|0.07 x 0.14 = 0.0098 square metres
Calculating the drag of this item gives us a value of 3.42 Newtons, compared to the 300 mm/600 mm antenna drag, at the same speed, of 9.22 Newtons. This example has been included primarily to highlight how a properly streamlined profile can offer dramatically lower drag than a circular cross-section, even if it has a much greater surface area.
There is also the potential to reduce drag by mounting the antenna on a different location on the car body. The roof is a location where the local air speed is quite a bit higher (a low pressure region) than that of the free stream airflow surrounding the car. Moving the antenna to the rear edge of the bonnet, where the local air velocity is slower (a higher pressure region), or to the boot lid, where the airflow is very turbulent and disturbed, should result in a measurable drag reduction. The disadvantage of this approach is that the radio signal may be blanketed from the antenna for some directions.
(1) Fluid Dynamic Drag - S F Hoerner
Published by the author 1965
(2) Aerodynamics, Aeronautics & Flight Mechanics
Barnes W McCormick
John Wiley & Sons 1979
(3) Further Aerodynamics for Engineering Students

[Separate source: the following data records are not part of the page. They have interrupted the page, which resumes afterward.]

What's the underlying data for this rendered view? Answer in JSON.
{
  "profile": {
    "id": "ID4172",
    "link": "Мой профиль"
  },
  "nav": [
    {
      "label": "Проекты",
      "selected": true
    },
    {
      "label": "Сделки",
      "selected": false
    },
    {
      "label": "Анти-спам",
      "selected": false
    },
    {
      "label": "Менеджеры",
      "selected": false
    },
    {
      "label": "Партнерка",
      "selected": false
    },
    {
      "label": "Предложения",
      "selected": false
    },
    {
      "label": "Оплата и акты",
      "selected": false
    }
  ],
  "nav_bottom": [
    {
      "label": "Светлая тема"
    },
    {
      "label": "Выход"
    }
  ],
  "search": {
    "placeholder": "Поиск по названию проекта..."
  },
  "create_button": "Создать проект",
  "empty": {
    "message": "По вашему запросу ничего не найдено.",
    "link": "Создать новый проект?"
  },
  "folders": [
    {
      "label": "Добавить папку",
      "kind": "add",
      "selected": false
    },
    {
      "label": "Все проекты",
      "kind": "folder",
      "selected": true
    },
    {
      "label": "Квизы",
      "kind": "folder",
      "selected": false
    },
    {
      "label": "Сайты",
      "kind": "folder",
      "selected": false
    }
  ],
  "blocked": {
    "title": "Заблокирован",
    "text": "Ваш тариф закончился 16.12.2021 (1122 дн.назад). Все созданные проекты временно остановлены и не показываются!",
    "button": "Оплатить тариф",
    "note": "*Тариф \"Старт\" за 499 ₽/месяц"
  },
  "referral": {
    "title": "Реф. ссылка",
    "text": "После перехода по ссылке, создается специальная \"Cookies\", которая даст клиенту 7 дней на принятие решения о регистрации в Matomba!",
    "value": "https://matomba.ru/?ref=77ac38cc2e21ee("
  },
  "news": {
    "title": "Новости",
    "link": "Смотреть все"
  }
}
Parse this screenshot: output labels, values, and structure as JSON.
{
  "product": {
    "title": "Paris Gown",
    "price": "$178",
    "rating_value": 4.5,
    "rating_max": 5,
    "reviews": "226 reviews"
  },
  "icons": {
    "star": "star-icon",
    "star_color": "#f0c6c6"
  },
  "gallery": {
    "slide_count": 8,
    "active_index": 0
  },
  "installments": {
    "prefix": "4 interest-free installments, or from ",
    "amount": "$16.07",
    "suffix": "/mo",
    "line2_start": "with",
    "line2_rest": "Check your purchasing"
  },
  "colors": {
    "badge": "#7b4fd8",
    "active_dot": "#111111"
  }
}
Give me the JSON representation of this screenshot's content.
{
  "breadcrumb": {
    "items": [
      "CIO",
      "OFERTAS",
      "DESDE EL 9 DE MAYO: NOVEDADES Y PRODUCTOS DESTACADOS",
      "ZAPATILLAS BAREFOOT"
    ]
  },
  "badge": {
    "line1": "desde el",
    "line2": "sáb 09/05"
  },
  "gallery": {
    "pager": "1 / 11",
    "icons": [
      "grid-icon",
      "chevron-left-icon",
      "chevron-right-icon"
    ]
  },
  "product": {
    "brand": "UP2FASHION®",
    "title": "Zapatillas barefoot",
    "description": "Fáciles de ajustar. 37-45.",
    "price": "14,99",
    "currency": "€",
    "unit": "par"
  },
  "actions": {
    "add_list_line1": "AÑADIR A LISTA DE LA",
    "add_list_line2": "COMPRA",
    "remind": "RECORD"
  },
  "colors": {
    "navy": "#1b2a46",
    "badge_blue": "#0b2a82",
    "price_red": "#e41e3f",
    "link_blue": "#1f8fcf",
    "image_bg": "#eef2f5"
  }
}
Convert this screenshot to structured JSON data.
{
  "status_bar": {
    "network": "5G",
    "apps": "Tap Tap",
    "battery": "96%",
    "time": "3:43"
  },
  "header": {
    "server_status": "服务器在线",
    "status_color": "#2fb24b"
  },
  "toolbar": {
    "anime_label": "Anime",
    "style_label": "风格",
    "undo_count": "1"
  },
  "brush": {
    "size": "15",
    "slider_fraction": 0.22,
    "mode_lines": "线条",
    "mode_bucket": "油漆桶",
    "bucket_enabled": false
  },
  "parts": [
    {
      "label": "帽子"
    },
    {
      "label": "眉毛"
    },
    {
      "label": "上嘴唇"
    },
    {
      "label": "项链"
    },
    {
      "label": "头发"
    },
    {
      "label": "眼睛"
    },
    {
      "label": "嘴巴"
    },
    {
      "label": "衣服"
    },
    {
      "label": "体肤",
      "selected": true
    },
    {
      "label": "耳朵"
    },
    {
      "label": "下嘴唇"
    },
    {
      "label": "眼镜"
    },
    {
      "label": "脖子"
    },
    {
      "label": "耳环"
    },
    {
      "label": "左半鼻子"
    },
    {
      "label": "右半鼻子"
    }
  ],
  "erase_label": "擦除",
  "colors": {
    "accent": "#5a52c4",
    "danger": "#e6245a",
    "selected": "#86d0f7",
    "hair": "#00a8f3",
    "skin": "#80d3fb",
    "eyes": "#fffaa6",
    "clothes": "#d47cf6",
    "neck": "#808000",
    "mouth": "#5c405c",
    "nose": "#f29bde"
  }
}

Houghton & Boswell
Edward Arnold Ltd 1969
(4) Pratt & Whitney Aeronautical Vest-Pocket Handbook
Eighteenth Edition June 1978
(5) SUB-2D for Windows
This report was prepared by Temporal Images in support of a development project being undertaken by presspley sports design.